How to Help Overcome Dementia Restlessness

How to Help Overcome Dementia Restlessness

Wandering. Pacing. Fidgeting. When you begin to notice these signs of dementia restlessness in someone you love, it’s time for you to take action before they intensify to agitation, aggression, or leaving the home. But figuring out why the older adult is feeling uneasy is sometimes half the battle. 

For starters, consider the following questions:

  • Could the senior be hungry or thirsty?
  • Have they been sedentary too long and need to move?
  • Is anything causing the person physical discomfort or pain?
  • Are there too many distractions in the room?
  • Are there visitors who could be producing distress or anxiety?
  • Might they need to use the restroom?
  • Are they bored?

If you’re uncertain, try fulfilling potential physical needs first. Ask if they would be interested in a snack or something to drink. Watch for nonverbal clues which could indicate discomfort, and contact the physician right away for direction if you suspect the individual is in pain. 

If the issue seems to be emotionally driven, try distracting the person with a calming activity that they enjoy, like listening to favorite music and dancing together to channel that restless energy in a positive manner. Go for a walk outside, if weather permits, or move into another room of the house for a change of scenery and to work on a puzzle together, read, or participate in a hobby.

The Unique Difficulties of Sundowning

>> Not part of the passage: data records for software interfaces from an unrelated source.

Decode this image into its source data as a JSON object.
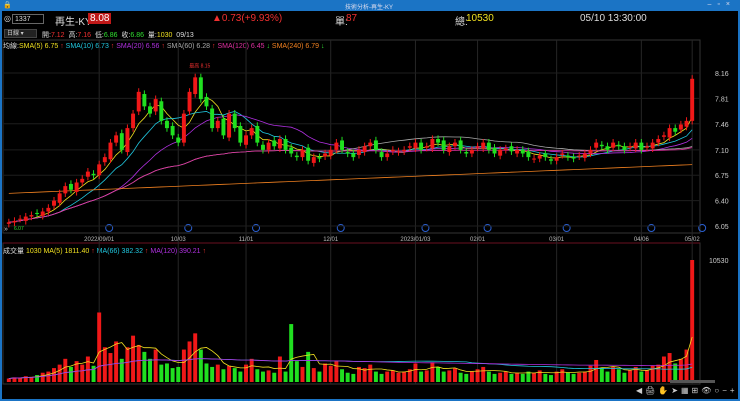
{
  "window": {
    "title": "技術分析-再生-KY"
  },
  "quote": {
    "code": "1337",
    "name": "再生-KY",
    "price": "8.08",
    "change": "▲0.73(+9.93%)",
    "unit_label": "單:",
    "unit": "87",
    "total_label": "總:",
    "total": "10530",
    "datetime": "05/10 13:30:00"
  },
  "ohlc": {
    "period": "日線",
    "open_label": "開:",
    "open": "7.12",
    "high_label": "高:",
    "high": "7.16",
    "low_label": "低:",
    "low": "6.86",
    "close_label": "收:",
    "close": "6.86",
    "vol_label": "量:",
    "vol": "1030",
    "date": "09/13"
  },
  "ma": {
    "label": "均線:",
    "items": [
      {
        "t": "SMA(5) 6.75",
        "c": "#f0e020",
        "a": "↑",
        "ac": "#f03030"
      },
      {
        "t": "SMA(10) 6.73",
        "c": "#20c8e0",
        "a": "↑",
        "ac": "#f03030"
      },
      {
        "t": "SMA(20) 6.56",
        "c": "#b030e0",
        "a": "↑",
        "ac": "#f03030"
      },
      {
        "t": "SMA(60) 6.28",
        "c": "#aaaaaa",
        "a": "↑",
        "ac": "#f03030"
      },
      {
        "t": "SMA(120) 6.45",
        "c": "#e030a0",
        "a": "↓",
        "ac": "#30e030"
      },
      {
        "t": "SMA(240) 6.79",
        "c": "#f08020",
        "a": "↓",
        "ac": "#30e030"
      }
    ]
  },
  "vol_ma": {
    "label": "成交量",
    "value": "1030",
    "items": [
      {
        "t": "MA(5) 1811.40",
        "c": "#f0e020"
      },
      {
        "t": "MA(66) 382.32",
        "c": "#20c8e0"
      },
      {
        "t": "MA(120) 390.21",
        "c": "#b030e0"
      }
    ],
    "arrow": "↑"
  },
  "annotations": {
    "high_mark": "最高 8.15",
    "low_mark": "6.07"
  },
  "chart_data": {
    "type": "candlestick",
    "price_ticks": [
      "8.16",
      "7.81",
      "7.46",
      "7.10",
      "6.75",
      "6.40",
      "6.05"
    ],
    "price_range": [
      6.05,
      8.16
    ],
    "volume_tick": "10530",
    "volume_max": 10530,
    "x_labels": [
      {
        "t": "2022/09/01",
        "i": 16
      },
      {
        "t": "10/03",
        "i": 30
      },
      {
        "t": "11/01",
        "i": 42
      },
      {
        "t": "12/01",
        "i": 57
      },
      {
        "t": "2023/01/03",
        "i": 72
      },
      {
        "t": "02/01",
        "i": 83
      },
      {
        "t": "03/01",
        "i": 97
      },
      {
        "t": "04/06",
        "i": 112
      },
      {
        "t": "05/02",
        "i": 121
      }
    ],
    "closes": [
      6.1,
      6.12,
      6.15,
      6.18,
      6.2,
      6.22,
      6.25,
      6.3,
      6.4,
      6.5,
      6.6,
      6.55,
      6.65,
      6.7,
      6.8,
      6.75,
      6.9,
      7.0,
      7.2,
      7.3,
      7.1,
      7.4,
      7.6,
      7.9,
      7.7,
      7.6,
      7.8,
      7.5,
      7.4,
      7.3,
      7.2,
      7.6,
      7.9,
      8.1,
      7.8,
      7.7,
      7.4,
      7.5,
      7.3,
      7.6,
      7.4,
      7.2,
      7.3,
      7.4,
      7.2,
      7.1,
      7.2,
      7.15,
      7.25,
      7.1,
      7.05,
      7.0,
      7.1,
      6.95,
      7.0,
      6.98,
      7.05,
      7.1,
      7.2,
      7.1,
      7.05,
      7.0,
      7.1,
      7.15,
      7.2,
      7.1,
      7.0,
      7.05,
      7.1,
      7.08,
      7.1,
      7.15,
      7.2,
      7.1,
      7.15,
      7.25,
      7.2,
      7.1,
      7.15,
      7.2,
      7.1,
      7.05,
      7.1,
      7.15,
      7.2,
      7.1,
      7.05,
      7.1,
      7.12,
      7.08,
      7.1,
      7.05,
      7.0,
      6.98,
      7.02,
      7.0,
      6.95,
      7.0,
      7.05,
      7.0,
      6.98,
      7.02,
      7.05,
      7.1,
      7.2,
      7.15,
      7.1,
      7.2,
      7.15,
      7.1,
      7.15,
      7.2,
      7.1,
      7.15,
      7.2,
      7.25,
      7.3,
      7.4,
      7.35,
      7.45,
      7.5,
      8.08
    ],
    "volumes": [
      300,
      400,
      350,
      500,
      450,
      600,
      800,
      900,
      1200,
      1500,
      2000,
      1300,
      1800,
      1500,
      2200,
      1400,
      6000,
      3000,
      2500,
      3500,
      2000,
      3000,
      4000,
      3200,
      2600,
      2000,
      2800,
      1500,
      1600,
      1200,
      1300,
      2800,
      3500,
      4200,
      2800,
      1600,
      1300,
      1500,
      1100,
      1400,
      1200,
      900,
      1500,
      2000,
      1100,
      900,
      1000,
      800,
      2200,
      900,
      5000,
      1800,
      1300,
      2600,
      1200,
      900,
      1600,
      1400,
      1800,
      1100,
      800,
      700,
      1300,
      1200,
      1500,
      900,
      700,
      900,
      1000,
      800,
      900,
      1100,
      1600,
      900,
      1000,
      1700,
      1300,
      900,
      1000,
      1200,
      800,
      700,
      900,
      1100,
      1300,
      900,
      700,
      800,
      900,
      700,
      800,
      700,
      900,
      800,
      1000,
      700,
      600,
      900,
      1100,
      800,
      700,
      800,
      900,
      1400,
      1900,
      1200,
      900,
      1300,
      1100,
      800,
      1000,
      1300,
      900,
      1000,
      1400,
      1500,
      2200,
      2500,
      1600,
      2000,
      2800,
      10530
    ]
  },
  "toolbar": [
    "◀",
    "🖨",
    "✋",
    "➤",
    "▦",
    "⊞",
    "👁",
    "○",
    "−",
    "+"
  ]
}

Sundowning occurs late in the afternoon and into the evening, causing the senior to feel especially anxious about being in the wrong place or wanting to go “home,” even if they are already at home. If dementia restlessness is occurring during this particular time of day, it can be very difficult for family caregivers, who need to be able to rest and get a sufficient amount of sleep.

To help a senior with sundowning, a team approach is frequently best, allowing the primary caregiver to take the break they need at night while making sure the individual remains safe. 

Steps you can take include:

  • Create a tag with contact and identifying information for the individual, or purchase an identity bracelet or necklace, and make sure the individual is wearing it at all times.
  • Talk with the person’s neighbors to let them know about the situation so they can help you keep watch in the event the individual does find a way to wander away from home.

Connect with Amy’s Helping Hands, the award-winning provider of home care in Windsor, Ontario at 519-915-4370 for a fully trained and experienced Alzheimer's caregiver to take the night shift, or any other shift. We can provide someone you love with the patient, compassionate, and creative senior care they need to overcome restlessness and other difficulties of dementia, while providing you with peace of mind and a much healthier life balance.